---------- Records shown
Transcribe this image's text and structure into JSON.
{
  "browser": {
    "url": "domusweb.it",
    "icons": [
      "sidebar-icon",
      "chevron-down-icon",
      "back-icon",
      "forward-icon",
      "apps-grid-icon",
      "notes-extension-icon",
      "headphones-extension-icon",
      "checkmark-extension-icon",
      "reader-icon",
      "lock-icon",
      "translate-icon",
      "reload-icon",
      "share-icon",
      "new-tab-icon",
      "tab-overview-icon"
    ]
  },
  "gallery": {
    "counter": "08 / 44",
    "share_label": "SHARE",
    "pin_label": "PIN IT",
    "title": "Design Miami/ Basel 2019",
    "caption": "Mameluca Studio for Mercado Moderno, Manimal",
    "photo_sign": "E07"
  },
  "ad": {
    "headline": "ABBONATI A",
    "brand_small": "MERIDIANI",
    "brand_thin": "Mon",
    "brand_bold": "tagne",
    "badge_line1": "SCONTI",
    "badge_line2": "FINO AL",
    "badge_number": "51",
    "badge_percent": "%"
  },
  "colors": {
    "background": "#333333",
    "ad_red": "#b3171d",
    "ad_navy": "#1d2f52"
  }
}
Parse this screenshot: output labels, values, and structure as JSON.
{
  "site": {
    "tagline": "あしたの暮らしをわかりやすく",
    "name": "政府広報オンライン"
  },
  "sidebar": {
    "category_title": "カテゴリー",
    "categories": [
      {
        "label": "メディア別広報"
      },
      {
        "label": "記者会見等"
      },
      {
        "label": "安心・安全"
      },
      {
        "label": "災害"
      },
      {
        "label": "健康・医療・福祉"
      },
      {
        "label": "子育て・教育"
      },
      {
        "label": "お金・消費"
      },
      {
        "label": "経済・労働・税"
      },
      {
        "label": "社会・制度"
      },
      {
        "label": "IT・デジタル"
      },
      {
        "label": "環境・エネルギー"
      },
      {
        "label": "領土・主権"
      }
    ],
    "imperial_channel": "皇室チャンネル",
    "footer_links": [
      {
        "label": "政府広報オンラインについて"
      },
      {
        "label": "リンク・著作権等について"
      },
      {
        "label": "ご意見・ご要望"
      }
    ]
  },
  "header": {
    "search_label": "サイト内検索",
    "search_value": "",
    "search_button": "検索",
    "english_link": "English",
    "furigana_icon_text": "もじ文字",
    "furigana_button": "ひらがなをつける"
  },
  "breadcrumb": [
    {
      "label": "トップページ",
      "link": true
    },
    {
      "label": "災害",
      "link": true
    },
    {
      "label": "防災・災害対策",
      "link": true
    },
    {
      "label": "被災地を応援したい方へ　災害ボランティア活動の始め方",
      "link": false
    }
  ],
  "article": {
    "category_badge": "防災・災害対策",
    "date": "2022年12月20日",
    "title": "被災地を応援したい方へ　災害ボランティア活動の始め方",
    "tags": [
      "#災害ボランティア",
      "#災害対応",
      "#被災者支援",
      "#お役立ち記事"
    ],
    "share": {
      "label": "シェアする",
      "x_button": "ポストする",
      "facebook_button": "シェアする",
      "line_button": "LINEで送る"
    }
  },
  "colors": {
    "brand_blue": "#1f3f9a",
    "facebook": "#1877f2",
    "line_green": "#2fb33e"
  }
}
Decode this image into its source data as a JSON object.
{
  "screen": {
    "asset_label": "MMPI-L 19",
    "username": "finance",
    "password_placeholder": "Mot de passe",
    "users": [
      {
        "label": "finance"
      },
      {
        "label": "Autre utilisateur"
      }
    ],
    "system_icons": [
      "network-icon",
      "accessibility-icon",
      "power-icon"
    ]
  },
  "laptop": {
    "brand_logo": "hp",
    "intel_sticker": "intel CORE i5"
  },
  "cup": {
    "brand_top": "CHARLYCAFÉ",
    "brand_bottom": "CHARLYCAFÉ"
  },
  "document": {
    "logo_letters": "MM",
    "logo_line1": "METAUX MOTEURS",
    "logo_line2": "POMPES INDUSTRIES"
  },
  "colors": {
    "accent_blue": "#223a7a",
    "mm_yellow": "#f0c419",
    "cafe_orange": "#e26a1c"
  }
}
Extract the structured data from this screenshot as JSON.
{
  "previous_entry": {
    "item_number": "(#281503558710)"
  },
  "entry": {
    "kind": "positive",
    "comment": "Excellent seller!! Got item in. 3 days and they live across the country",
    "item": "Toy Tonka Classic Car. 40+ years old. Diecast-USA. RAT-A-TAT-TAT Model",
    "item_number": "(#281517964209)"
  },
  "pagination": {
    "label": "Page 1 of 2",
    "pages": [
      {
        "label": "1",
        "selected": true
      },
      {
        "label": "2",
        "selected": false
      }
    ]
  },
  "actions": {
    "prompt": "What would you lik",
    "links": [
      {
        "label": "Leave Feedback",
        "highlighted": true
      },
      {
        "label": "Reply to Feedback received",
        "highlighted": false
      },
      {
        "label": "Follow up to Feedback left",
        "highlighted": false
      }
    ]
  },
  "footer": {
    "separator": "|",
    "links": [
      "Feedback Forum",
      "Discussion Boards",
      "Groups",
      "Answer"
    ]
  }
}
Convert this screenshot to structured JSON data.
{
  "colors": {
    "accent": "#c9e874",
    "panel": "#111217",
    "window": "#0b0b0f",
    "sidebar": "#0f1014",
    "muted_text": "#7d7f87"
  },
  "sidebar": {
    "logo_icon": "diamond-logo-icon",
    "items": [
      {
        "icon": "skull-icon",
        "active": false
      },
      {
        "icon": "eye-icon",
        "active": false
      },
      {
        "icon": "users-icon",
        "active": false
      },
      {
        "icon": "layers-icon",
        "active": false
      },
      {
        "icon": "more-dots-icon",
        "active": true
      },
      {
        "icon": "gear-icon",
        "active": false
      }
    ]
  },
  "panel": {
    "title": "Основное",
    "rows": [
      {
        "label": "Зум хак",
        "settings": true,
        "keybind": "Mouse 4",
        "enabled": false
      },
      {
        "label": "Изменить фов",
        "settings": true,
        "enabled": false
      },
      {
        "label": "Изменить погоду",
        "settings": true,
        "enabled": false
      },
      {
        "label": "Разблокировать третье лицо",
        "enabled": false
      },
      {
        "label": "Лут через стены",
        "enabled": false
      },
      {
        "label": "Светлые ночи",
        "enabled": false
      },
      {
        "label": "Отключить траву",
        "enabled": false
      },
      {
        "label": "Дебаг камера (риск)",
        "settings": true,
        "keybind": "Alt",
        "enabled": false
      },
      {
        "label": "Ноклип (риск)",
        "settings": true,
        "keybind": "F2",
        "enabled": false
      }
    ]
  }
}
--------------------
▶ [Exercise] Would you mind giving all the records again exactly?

▶ [Exercise response]
Transcribe this image's text and structure into JSON.
{
  "browser": {
    "url": "domusweb.it",
    "icons": [
      "sidebar-icon",
      "chevron-down-icon",
      "back-icon",
      "forward-icon",
      "apps-grid-icon",
      "notes-extension-icon",
      "headphones-extension-icon",
      "checkmark-extension-icon",
      "reader-icon",
      "lock-icon",
      "translate-icon",
      "reload-icon",
      "share-icon",
      "new-tab-icon",
      "tab-overview-icon"
    ]
  },
  "gallery": {
    "counter": "08 / 44",
    "share_label": "SHARE",
    "pin_label": "PIN IT",
    "title": "Design Miami/ Basel 2019",
    "caption": "Mameluca Studio for Mercado Moderno, Manimal",
    "photo_sign": "E07"
  },
  "ad": {
    "headline": "ABBONATI A",
    "brand_small": "MERIDIANI",
    "brand_thin": "Mon",
    "brand_bold": "tagne",
    "badge_line1": "SCONTI",
    "badge_line2": "FINO AL",
    "badge_number": "51",
    "badge_percent": "%"
  },
  "colors": {
    "background": "#333333",
    "ad_red": "#b3171d",
    "ad_navy": "#1d2f52"
  }
}
Parse this screenshot: output labels, values, and structure as JSON.
{
  "site": {
    "tagline": "あしたの暮らしをわかりやすく",
    "name": "政府広報オンライン"
  },
  "sidebar": {
    "category_title": "カテゴリー",
    "categories": [
      {
        "label": "メディア別広報"
      },
      {
        "label": "記者会見等"
      },
      {
        "label": "安心・安全"
      },
      {
        "label": "災害"
      },
      {
        "label": "健康・医療・福祉"
      },
      {
        "label": "子育て・教育"
      },
      {
        "label": "お金・消費"
      },
      {
        "label": "経済・労働・税"
      },
      {
        "label": "社会・制度"
      },
      {
        "label": "IT・デジタル"
      },
      {
        "label": "環境・エネルギー"
      },
      {
        "label": "領土・主権"
      }
    ],
    "imperial_channel": "皇室チャンネル",
    "footer_links": [
      {
        "label": "政府広報オンラインについて"
      },
      {
        "label": "リンク・著作権等について"
      },
      {
        "label": "ご意見・ご要望"
      }
    ]
  },
  "header": {
    "search_label": "サイト内検索",
    "search_value": "",
    "search_button": "検索",
    "english_link": "English",
    "furigana_icon_text": "もじ文字",
    "furigana_button": "ひらがなをつける"
  },
  "breadcrumb": [
    {
      "label": "トップページ",
      "link": true
    },
    {
      "label": "災害",
      "link": true
    },
    {
      "label": "防災・災害対策",
      "link": true
    },
    {
      "label": "被災地を応援したい方へ　災害ボランティア活動の始め方",
      "link": false
    }
  ],
  "article": {
    "category_badge": "防災・災害対策",
    "date": "2022年12月20日",
    "title": "被災地を応援したい方へ　災害ボランティア活動の始め方",
    "tags": [
      "#災害ボランティア",
      "#災害対応",
      "#被災者支援",
      "#お役立ち記事"
    ],
    "share": {
      "label": "シェアする",
      "x_button": "ポストする",
      "facebook_button": "シェアする",
      "line_button": "LINEで送る"
    }
  },
  "colors": {
    "brand_blue": "#1f3f9a",
    "facebook": "#1877f2",
    "line_green": "#2fb33e"
  }
}
Decode this image into its source data as a JSON object.
{
  "screen": {
    "asset_label": "MMPI-L 19",
    "username": "finance",
    "password_placeholder": "Mot de passe",
    "users": [
      {
        "label": "finance"
      },
      {
        "label": "Autre utilisateur"
      }
    ],
    "system_icons": [
      "network-icon",
      "accessibility-icon",
      "power-icon"
    ]
  },
  "laptop": {
    "brand_logo": "hp",
    "intel_sticker": "intel CORE i5"
  },
  "cup": {
    "brand_top": "CHARLYCAFÉ",
    "brand_bottom": "CHARLYCAFÉ"
  },
  "document": {
    "logo_letters": "MM",
    "logo_line1": "METAUX MOTEURS",
    "logo_line2": "POMPES INDUSTRIES"
  },
  "colors": {
    "accent_blue": "#223a7a",
    "mm_yellow": "#f0c419",
    "cafe_orange": "#e26a1c"
  }
}
Extract the structured data from this screenshot as JSON.
{
  "previous_entry": {
    "item_number": "(#281503558710)"
  },
  "entry": {
    "kind": "positive",
    "comment": "Excellent seller!! Got item in. 3 days and they live across the country",
    "item": "Toy Tonka Classic Car. 40+ years old. Diecast-USA. RAT-A-TAT-TAT Model",
    "item_number": "(#281517964209)"
  },
  "pagination": {
    "label": "Page 1 of 2",
    "pages": [
      {
        "label": "1",
        "selected": true
      },
      {
        "label": "2",
        "selected": false
      }
    ]
  },
  "actions": {
    "prompt": "What would you lik",
    "links": [
      {
        "label": "Leave Feedback",
        "highlighted": true
      },
      {
        "label": "Reply to Feedback received",
        "highlighted": false
      },
      {
        "label": "Follow up to Feedback left",
        "highlighted": false
      }
    ]
  },
  "footer": {
    "separator": "|",
    "links": [
      "Feedback Forum",
      "Discussion Boards",
      "Groups",
      "Answer"
    ]
  }
}
Convert this screenshot to structured JSON data.
{
  "colors": {
    "accent": "#c9e874",
    "panel": "#111217",
    "window": "#0b0b0f",
    "sidebar": "#0f1014",
    "muted_text": "#7d7f87"
  },
  "sidebar": {
    "logo_icon": "diamond-logo-icon",
    "items": [
      {
        "icon": "skull-icon",
        "active": false
      },
      {
        "icon": "eye-icon",
        "active": false
      },
      {
        "icon": "users-icon",
        "active": false
      },
      {
        "icon": "layers-icon",
        "active": false
      },
      {
        "icon": "more-dots-icon",
        "active": true
      },
      {
        "icon": "gear-icon",
        "active": false
      }
    ]
  },
  "panel": {
    "title": "Основное",
    "rows": [
      {
        "label": "Зум хак",
        "settings": true,
        "keybind": "Mouse 4",
        "enabled": false
      },
      {
        "label": "Изменить фов",
        "settings": true,
        "enabled": false
      },
      {
        "label": "Изменить погоду",
        "settings": true,
        "enabled": false
      },
      {
        "label": "Разблокировать третье лицо",
        "enabled": false
      },
      {
        "label": "Лут через стены",
        "enabled": false
      },
      {
        "label": "Светлые ночи",
        "enabled": false
      },
      {
        "label": "Отключить траву",
        "enabled": false
      },
      {
        "label": "Дебаг камера (риск)",
        "settings": true,
        "keybind": "Alt",
        "enabled": false
      },
      {
        "label": "Ноклип (риск)",
        "settings": true,
        "keybind": "F2",
        "enabled": false
      }
    ]
  }
}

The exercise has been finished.